The Maldives does not have any political parties
The Maldivian Democratic Party said it had won 18 of 42 seats contested. The government put the figure at 12.
Verifying the claims is difficult because of shifting allegiances in a poll where all candidates had to stand as independents.
Political parties are barred and the government has faced mounting pressure to extend democratic reforms.
Pro-democracy campaigners said President Maumoon Abdul Gayoom might now be looking for reconciliation.
"We are getting signals from the president for working together," a senior MDP member told the AFP news agency.
"This is a very positive development and I think we can work together."
'Signals from the president'
Three key ministers were among those defeated in the elections which were held on Saturday, according to a final list of results released on Thursday.
Observers say the government could stay in power even if the opposition tally is confirmed because the president appoints eight of parliament's 50 seats.

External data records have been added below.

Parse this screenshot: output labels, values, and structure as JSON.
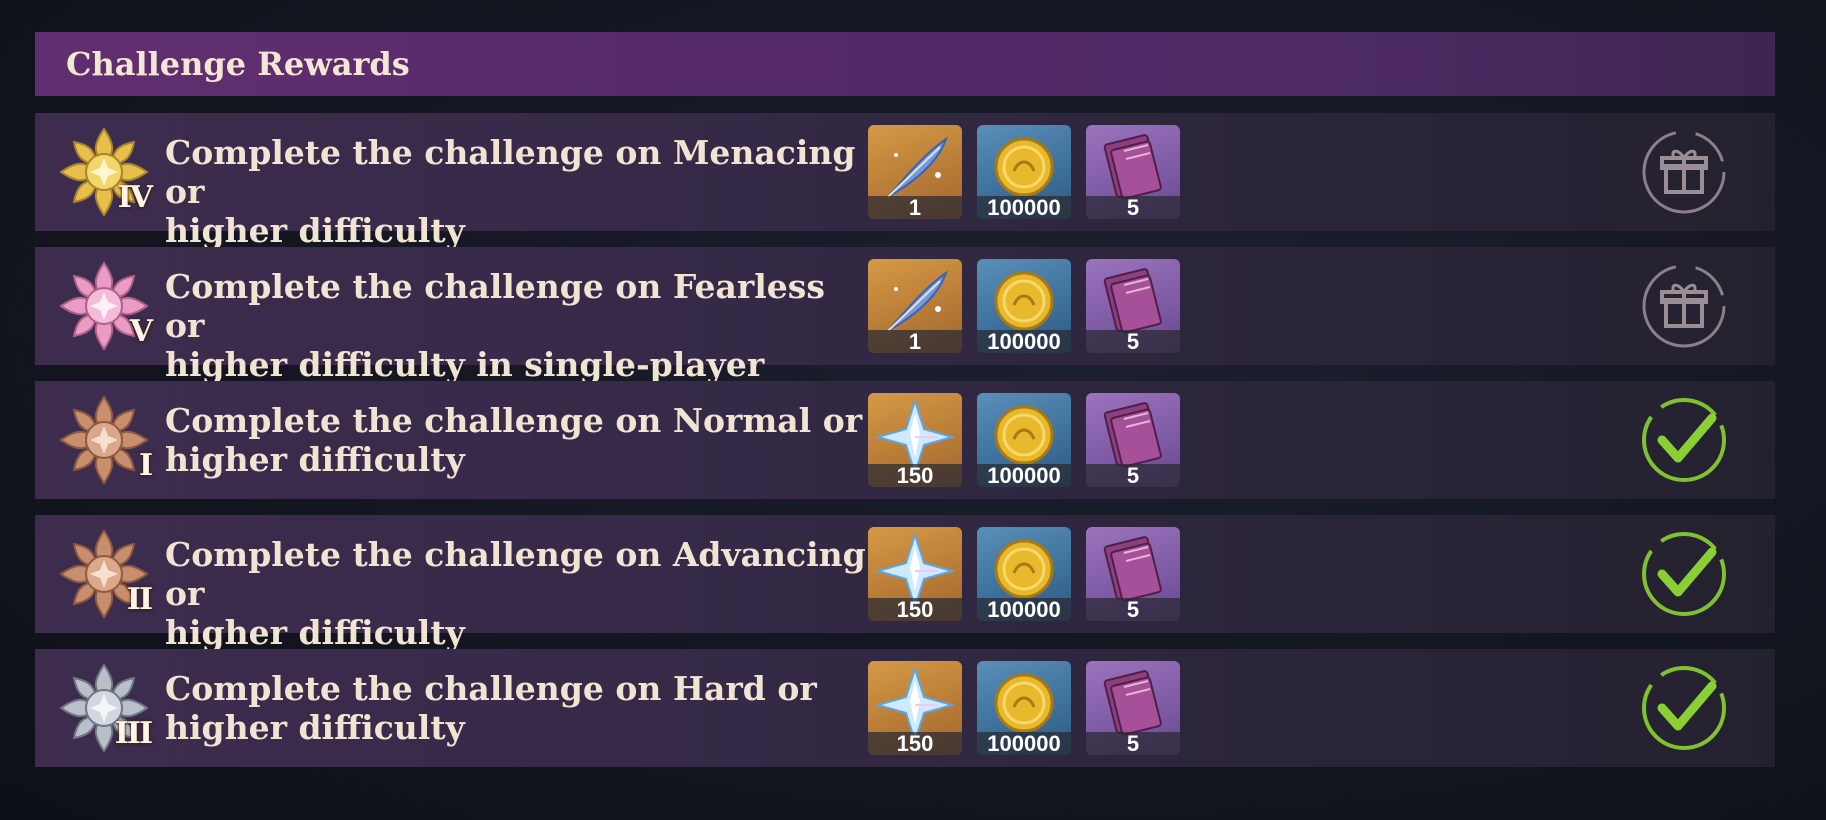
{
  "title": "Challenge Rewards",
  "colors": {
    "header": "#612f6f",
    "row": "#362a48",
    "gold": "#e6c04a",
    "pink": "#e99cc4",
    "bronze": "#c98e6e",
    "silver": "#b9c0ca",
    "checkGreen": "#7fc12f",
    "giftGrey": "#8c7f87"
  },
  "rows": [
    {
      "badge_color": "gold",
      "badge_numeral": "IV",
      "line1": "Complete the challenge on Menacing or",
      "line2": "higher difficulty",
      "rewards": [
        {
          "icon": "feather-icon",
          "count": "1"
        },
        {
          "icon": "mora-coin-icon",
          "count": "100000"
        },
        {
          "icon": "book-icon",
          "count": "5"
        }
      ],
      "status": "unclaimed-gift-icon"
    },
    {
      "badge_color": "pink",
      "badge_numeral": "V",
      "line1": "Complete the challenge on Fearless or",
      "line2": "higher difficulty in single-player mode",
      "rewards": [
        {
          "icon": "feather-icon",
          "count": "1"
        },
        {
          "icon": "mora-coin-icon",
          "count": "100000"
        },
        {
          "icon": "book-icon",
          "count": "5"
        }
      ],
      "status": "unclaimed-gift-icon"
    },
    {
      "badge_color": "bronze",
      "badge_numeral": "I",
      "line1": "Complete the challenge on Normal or",
      "line2": "higher difficulty",
      "rewards": [
        {
          "icon": "primogem-icon",
          "count": "150"
        },
        {
          "icon": "mora-coin-icon",
          "count": "100000"
        },
        {
          "icon": "book-icon",
          "count": "5"
        }
      ],
      "status": "claimed-check-icon"
    },
    {
      "badge_color": "bronze",
      "badge_numeral": "II",
      "line1": "Complete the challenge on Advancing or",
      "line2": "higher difficulty",
      "rewards": [
        {
          "icon": "primogem-icon",
          "count": "150"
        },
        {
          "icon": "mora-coin-icon",
          "count": "100000"
        },
        {
          "icon": "book-icon",
          "count": "5"
        }
      ],
      "status": "claimed-check-icon"
    },
    {
      "badge_color": "silver",
      "badge_numeral": "III",
      "line1": "Complete the challenge on Hard or",
      "line2": "higher difficulty",
      "rewards": [
        {
          "icon": "primogem-icon",
          "count": "150"
        },
        {
          "icon": "mora-coin-icon",
          "count": "100000"
        },
        {
          "icon": "book-icon",
          "count": "5"
        }
      ],
      "status": "claimed-check-icon"
    }
  ]
}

Chief government spokesman Ahmed Shaheed told Reuters news agency on Wednesday the results clearly showed there was widespread support for the president's policies.
President Gayoom, who came to power in 1978, is Asia's longest-serving political leader.
His opponents accuse him of being an autocrat.
On Monday the president said he wanted to establish multi-party democracy within a year.
He says he has been reforming the island nation since he came to power and has frequently denied allegations of human rights abuses.